--- Dataset excerpts ---
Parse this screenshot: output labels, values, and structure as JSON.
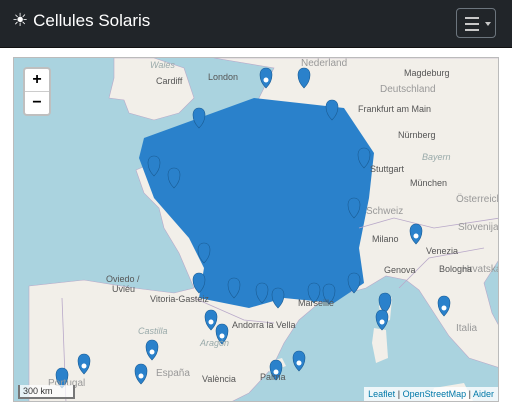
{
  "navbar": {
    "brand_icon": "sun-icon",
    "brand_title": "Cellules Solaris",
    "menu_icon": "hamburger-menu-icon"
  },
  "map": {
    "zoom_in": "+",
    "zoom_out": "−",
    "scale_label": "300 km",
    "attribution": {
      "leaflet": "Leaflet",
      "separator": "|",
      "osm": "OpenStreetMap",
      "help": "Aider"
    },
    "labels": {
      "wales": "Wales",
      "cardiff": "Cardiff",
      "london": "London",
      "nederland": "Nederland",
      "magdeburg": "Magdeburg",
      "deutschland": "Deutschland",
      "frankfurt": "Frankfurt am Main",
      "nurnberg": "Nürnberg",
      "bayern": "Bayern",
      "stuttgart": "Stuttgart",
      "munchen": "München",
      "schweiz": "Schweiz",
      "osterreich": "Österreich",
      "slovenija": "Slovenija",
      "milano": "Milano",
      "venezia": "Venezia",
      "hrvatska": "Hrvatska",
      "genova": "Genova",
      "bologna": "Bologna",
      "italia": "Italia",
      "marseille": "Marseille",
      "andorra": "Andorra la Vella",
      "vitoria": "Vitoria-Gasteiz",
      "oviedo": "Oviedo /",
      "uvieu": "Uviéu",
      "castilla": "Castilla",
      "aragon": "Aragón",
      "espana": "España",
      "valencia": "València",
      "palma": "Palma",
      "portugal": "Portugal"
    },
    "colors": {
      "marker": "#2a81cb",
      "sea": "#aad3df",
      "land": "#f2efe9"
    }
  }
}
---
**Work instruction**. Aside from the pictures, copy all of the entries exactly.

**Output**.
Parse this screenshot: output labels, values, and structure as JSON.
{
  "navbar": {
    "brand_icon": "sun-icon",
    "brand_title": "Cellules Solaris",
    "menu_icon": "hamburger-menu-icon"
  },
  "map": {
    "zoom_in": "+",
    "zoom_out": "−",
    "scale_label": "300 km",
    "attribution": {
      "leaflet": "Leaflet",
      "separator": "|",
      "osm": "OpenStreetMap",
      "help": "Aider"
    },
    "labels": {
      "wales": "Wales",
      "cardiff": "Cardiff",
      "london": "London",
      "nederland": "Nederland",
      "magdeburg": "Magdeburg",
      "deutschland": "Deutschland",
      "frankfurt": "Frankfurt am Main",
      "nurnberg": "Nürnberg",
      "bayern": "Bayern",
      "stuttgart": "Stuttgart",
      "munchen": "München",
      "schweiz": "Schweiz",
      "osterreich": "Österreich",
      "slovenija": "Slovenija",
      "milano": "Milano",
      "venezia": "Venezia",
      "hrvatska": "Hrvatska",
      "genova": "Genova",
      "bologna": "Bologna",
      "italia": "Italia",
      "marseille": "Marseille",
      "andorra": "Andorra la Vella",
      "vitoria": "Vitoria-Gasteiz",
      "oviedo": "Oviedo /",
      "uvieu": "Uviéu",
      "castilla": "Castilla",
      "aragon": "Aragón",
      "espana": "España",
      "valencia": "València",
      "palma": "Palma",
      "portugal": "Portugal"
    },
    "colors": {
      "marker": "#2a81cb",
      "sea": "#aad3df",
      "land": "#f2efe9"
    }
  }
}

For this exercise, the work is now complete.